Once a pesticide, pesticide, or other product is selected for application, two numbers must be known: the application rate and the size of the area to be treated, application rate. Calibration is a continuous procedure that must be regularly performed by the pesticide applicator.

Equipment calibration is the final step prior to applying the product. Calibration is adjusting application equipment so it delivers the correct amount of product. Calibration is critical because there is often a thin line between the rate at which a product will perform as directed and the rate at which damage occurs.



Determining the size of treatment area is not difficult if you break the area into known shapes: circles, rectangles, and triangles. Applying basic formulas for those shapes enables the area to be readily determined.

The treatment area is usually expressed in terms of square feet. Farmers usually use acres as their standard of measurement but expressing urban landscapes in terms of acres is not practical in most situations.

Determining Square Footage: A Few Formulas

Squares and Rectangles

Area = Length x Width


Length = 50 feet

Width = 30 feet

Area = 50 feet x 30 feet = 1500 square feet



Area = .5 x Base x Height


Base = 40 feet

Height = 80 feet

Area =  .5 x 40 feet x 80 feet = 1,600 square feet


Area = π  x radius2

(π = 3.14)

A circle is a shape with all points the same distance from its center.
The distance across a circle through the center is called the diameter. A real-world example of diameter is a 9-inch plate.
The radius of a circle is the distance from the center of a circle to any point on the circle. If you place two radii end-to-end in a circle, you would have the same length as one diameter. Thus, the diameter of a circle is twice as long as the radius.



r (radius) = 20 feet

Area = 3.14 x (20 feet x 20 feet) = 1,256 square feet


Determining Square Footage of Irregular Areas

Divide area into smaller sections having familiar shapes

Area = sum of areas of the familiar shapes


Determining Square Footage of a Suburban Yard

If a lot is 126 feet deep and 105 feet wide, simply multiply 126 by 105 for a total of 13,230 square feet. Next, subtract the square footage of the house footprint, driveway, and other areas not to be amended from the total area. The remainder will be the square footage of the yard area.

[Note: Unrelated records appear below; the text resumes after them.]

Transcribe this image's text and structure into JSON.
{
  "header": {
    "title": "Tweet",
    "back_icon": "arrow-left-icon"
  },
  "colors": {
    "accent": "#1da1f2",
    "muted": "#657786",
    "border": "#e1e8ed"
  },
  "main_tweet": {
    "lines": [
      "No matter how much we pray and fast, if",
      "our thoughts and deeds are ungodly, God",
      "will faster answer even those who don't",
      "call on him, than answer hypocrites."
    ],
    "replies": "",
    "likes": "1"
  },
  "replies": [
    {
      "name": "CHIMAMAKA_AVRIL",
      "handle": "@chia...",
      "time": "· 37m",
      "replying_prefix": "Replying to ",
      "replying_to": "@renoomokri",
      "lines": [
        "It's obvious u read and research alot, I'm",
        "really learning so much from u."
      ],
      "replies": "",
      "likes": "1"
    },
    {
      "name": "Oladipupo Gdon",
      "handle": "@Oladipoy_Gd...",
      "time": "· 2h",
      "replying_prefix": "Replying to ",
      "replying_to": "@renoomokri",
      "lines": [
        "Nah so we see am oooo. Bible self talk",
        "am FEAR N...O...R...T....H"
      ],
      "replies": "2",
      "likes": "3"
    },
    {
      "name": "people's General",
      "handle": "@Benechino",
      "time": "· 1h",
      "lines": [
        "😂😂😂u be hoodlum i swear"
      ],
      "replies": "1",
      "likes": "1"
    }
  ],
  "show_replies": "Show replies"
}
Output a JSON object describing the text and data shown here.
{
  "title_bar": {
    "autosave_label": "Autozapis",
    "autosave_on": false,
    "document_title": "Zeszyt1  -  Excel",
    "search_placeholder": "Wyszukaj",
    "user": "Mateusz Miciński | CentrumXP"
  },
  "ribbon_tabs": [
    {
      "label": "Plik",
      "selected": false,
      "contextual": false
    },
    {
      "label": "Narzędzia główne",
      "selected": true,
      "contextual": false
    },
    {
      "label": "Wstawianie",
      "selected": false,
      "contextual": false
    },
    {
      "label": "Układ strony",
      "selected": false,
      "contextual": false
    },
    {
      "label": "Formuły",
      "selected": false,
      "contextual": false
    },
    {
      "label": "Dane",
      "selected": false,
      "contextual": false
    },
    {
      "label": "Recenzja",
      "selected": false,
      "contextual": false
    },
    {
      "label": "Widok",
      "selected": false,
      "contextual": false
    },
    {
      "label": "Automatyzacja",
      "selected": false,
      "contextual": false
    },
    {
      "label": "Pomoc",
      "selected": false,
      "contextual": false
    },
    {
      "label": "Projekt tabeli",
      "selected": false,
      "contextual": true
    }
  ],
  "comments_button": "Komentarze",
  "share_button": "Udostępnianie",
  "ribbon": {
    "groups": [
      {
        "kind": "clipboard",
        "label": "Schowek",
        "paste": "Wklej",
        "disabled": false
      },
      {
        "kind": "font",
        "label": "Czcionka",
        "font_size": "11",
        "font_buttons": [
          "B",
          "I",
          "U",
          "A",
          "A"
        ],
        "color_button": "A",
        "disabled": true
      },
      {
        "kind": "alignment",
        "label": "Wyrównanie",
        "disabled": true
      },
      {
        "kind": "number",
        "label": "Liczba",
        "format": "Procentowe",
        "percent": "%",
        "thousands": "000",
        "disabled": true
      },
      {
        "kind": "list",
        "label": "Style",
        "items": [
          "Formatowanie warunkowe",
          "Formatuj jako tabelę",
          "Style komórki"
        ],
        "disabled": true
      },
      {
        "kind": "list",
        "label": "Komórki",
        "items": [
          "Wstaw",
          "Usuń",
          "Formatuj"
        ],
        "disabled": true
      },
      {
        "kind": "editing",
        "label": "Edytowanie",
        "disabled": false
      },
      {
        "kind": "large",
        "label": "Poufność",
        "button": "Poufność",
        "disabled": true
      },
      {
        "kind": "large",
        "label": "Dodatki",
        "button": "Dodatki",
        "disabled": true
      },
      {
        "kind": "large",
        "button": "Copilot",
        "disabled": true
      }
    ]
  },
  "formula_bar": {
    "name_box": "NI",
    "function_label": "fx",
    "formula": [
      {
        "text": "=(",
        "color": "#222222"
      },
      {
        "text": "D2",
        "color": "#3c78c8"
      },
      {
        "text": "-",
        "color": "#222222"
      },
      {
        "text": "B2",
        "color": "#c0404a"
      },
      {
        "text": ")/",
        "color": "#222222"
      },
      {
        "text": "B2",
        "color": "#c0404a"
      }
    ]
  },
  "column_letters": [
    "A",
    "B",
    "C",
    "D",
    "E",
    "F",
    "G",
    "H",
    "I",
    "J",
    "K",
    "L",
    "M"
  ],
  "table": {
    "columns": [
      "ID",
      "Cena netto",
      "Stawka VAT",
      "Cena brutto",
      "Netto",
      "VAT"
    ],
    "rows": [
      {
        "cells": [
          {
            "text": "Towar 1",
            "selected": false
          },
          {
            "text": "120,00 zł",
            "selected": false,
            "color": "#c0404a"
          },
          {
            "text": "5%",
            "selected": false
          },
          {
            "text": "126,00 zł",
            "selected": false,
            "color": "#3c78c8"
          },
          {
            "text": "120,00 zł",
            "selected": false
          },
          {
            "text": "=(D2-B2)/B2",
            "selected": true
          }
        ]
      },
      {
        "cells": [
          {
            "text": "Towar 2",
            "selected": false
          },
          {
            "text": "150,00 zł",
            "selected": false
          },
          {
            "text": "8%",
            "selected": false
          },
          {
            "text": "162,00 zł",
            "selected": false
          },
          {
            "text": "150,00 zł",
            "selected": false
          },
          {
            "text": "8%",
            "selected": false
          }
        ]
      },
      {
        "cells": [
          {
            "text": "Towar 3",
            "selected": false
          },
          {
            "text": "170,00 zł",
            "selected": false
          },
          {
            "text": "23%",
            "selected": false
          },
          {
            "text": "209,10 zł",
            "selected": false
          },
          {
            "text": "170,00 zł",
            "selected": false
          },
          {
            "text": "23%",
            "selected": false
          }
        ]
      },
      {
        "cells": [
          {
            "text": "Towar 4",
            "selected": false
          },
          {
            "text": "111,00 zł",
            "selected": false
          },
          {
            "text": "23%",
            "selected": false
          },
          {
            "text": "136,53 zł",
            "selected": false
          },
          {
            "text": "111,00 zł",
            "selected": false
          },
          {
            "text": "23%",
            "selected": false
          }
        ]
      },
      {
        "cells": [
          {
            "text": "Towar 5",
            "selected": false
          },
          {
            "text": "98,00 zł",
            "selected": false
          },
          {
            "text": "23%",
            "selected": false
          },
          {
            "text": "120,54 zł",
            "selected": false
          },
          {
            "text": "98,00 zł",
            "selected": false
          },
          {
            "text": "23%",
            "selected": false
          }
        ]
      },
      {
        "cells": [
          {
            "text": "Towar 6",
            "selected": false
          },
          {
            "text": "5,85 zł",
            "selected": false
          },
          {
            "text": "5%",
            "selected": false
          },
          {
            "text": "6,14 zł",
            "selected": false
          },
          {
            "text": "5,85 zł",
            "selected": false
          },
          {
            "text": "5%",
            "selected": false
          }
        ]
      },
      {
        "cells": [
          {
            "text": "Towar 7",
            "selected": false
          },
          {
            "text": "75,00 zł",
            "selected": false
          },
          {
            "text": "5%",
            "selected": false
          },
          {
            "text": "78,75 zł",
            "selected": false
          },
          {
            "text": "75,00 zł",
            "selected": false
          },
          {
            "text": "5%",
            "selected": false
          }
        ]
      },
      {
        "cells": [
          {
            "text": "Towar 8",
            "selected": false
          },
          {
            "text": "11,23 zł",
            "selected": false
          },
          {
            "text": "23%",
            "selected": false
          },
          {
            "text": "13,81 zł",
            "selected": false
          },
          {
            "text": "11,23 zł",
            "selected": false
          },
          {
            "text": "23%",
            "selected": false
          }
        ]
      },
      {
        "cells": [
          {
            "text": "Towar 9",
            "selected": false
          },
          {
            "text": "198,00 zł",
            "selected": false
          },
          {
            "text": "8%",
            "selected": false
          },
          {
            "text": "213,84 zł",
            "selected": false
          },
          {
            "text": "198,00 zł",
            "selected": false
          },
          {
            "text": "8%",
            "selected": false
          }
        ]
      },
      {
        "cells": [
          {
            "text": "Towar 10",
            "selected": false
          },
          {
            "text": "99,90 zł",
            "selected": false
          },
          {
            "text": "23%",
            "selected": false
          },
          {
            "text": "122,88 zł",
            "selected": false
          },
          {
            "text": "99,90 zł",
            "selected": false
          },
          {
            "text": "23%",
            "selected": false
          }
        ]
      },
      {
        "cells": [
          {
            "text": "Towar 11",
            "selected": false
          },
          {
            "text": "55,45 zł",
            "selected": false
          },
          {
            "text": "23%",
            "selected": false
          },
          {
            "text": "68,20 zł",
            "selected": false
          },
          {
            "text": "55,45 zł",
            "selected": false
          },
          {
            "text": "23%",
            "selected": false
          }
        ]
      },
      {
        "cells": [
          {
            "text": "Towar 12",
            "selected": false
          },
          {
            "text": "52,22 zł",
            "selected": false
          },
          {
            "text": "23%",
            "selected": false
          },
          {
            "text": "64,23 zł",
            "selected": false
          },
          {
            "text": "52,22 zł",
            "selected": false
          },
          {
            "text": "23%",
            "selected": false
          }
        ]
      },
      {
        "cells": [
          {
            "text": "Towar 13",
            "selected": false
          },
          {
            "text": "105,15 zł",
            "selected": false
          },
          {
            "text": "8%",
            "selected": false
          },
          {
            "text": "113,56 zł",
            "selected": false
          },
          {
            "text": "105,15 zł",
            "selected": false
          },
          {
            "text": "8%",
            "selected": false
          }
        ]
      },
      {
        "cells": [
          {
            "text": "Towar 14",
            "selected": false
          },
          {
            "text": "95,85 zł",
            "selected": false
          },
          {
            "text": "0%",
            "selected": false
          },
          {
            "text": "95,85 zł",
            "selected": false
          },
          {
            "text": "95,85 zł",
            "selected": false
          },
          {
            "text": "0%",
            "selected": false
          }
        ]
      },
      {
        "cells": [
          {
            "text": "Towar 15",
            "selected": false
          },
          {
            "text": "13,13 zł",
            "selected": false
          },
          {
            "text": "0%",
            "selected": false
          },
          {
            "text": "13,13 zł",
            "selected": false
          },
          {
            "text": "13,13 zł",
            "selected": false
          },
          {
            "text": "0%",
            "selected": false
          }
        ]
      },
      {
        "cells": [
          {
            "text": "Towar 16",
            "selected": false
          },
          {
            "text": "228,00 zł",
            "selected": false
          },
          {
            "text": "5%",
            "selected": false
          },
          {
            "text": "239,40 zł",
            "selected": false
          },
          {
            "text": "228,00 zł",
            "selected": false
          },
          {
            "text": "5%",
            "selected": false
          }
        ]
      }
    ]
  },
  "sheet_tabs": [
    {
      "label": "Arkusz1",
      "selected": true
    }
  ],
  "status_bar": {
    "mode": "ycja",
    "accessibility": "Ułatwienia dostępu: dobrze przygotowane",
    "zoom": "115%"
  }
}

Size of the Green Surface to be Treated:

Total Lot = 13,230 square feet (126 feet times 105 feet)


House = 1,040 square feet

Deck = 144 square feet

Drive = 480 square feet


ANSWER = 11,566 square feet